To a Highland Girl
(At Inversneyde, upon Loch Lomond)
William Wordsworth, Poems in Two Volumes (1807). See The Manuscript of William Wordsworth's Poems, in Two Volumes (1807): A Facsimile (London: British Library, 1984). bib MASS (Massey College Library, Toronto).
1 Sweet Highland Girl, a very shower
2Of beauty is thy earthly dower!
3Twice seven consenting years have shed
4Their utmost bounty on thy head:
5And these grey rocks; that household lawn;
6Those trees, a veil just half withdrawn;
7This fall of water that doth make
8A murmur near the silent lake;
9This little bay; a quiet road
10That holds in shelter thy Abode--
11In truth together do ye seem
12Like something fashioned in a dream;
13Such Forms as from their covert peep
14When earthly cares are laid asleep!
15But, O fair Creature! in the light
16Of common day, so heavenly bright,
17I bless Thee, Vision as thou art,
18I bless thee with a human heart;
19God shield thee to thy latest years!
20Thee, neither know I, nor thy peers;
21And yet my eyes are filled with tears.
22 With earnest feeling I shall pray
23For thee when I am far away:
24For never saw I mien, or face,
25In which more plainly I could trace
26Benignity and home-bred sense
27Ripening in perfect innocence.
28Here scattered, like a random seed,
29Remote from men, Thou dost not need
30The embarrassed look of shy distress,
31And maidenly shamefacedness:
32Thou wear'st upon thy forehead clear
33The freedom of a Mountaineer:
34A face with gladness overspread!
35Soft smiles, by human kindness bred!
36And seemliness complete, that sways
37Thy courtesies, about thee plays;
38With no restraint, but such as springs
39From quick and eager visitings
40Of thoughts that lie beyond the reach
41Of thy few words of English speech:
42A bondage sweetly brooked, a strife
43That gives thy gestures grace and life!
44So have I, not unmoved in mind,
45Seen birds of tempest-loving kind--
46Thus beating up against the wind.
47 What hand but would a garland cull
48For thee who art so beautiful?
49O happy pleasure! here to dwell
50Beside thee in some heathy dell;
51Adopt your homely ways, and dress,
52A Shepherd, thou a Shepherdess!
53But I could frame a wish for thee
54More like a grave reality:
55Thou art to me but as a wave
56Of the wild sea; and I would have
57Some claim upon thee, if I could,
58Though but of common neighbourhood.

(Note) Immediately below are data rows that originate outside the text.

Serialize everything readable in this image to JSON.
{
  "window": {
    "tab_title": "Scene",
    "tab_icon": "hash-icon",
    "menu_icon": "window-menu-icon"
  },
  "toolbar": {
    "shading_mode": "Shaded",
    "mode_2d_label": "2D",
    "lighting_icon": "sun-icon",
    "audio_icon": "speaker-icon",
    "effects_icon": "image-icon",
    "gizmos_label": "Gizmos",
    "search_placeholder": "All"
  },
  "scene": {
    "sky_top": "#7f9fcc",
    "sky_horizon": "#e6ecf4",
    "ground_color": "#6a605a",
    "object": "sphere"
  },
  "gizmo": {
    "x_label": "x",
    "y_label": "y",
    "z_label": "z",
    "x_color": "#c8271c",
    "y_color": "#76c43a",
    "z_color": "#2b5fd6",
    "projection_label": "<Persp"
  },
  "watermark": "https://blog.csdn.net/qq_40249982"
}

59What joy to hear thee, and to see!
60Thy elder Brother I would be,
61Thy Father--anything to thee!
62 Now thanks to Heaven! that of its grace
63Hath led me to this lonely place.
64Joy have I had; and going hence
65I bear away my recompense.
66In spots like these it is we prize
67Our Memory, feel that she hath eyes:
68Then, why should I be loth to stir?
69I feel this place was made for her;
70To give new pleasure like the past,
71Continued long as life shall last.
72Nor am I loth, though pleased at heart,
73Sweet Highland Girl! from thee to part;
74For I, methinks, till I grow old,
75As fair before me shall behold,
76As I do now, the cabin small,
77The lake, the bay, the waterfall;
78And thee, the spirit of them all!
RPO poem Editors:
J. D. Robins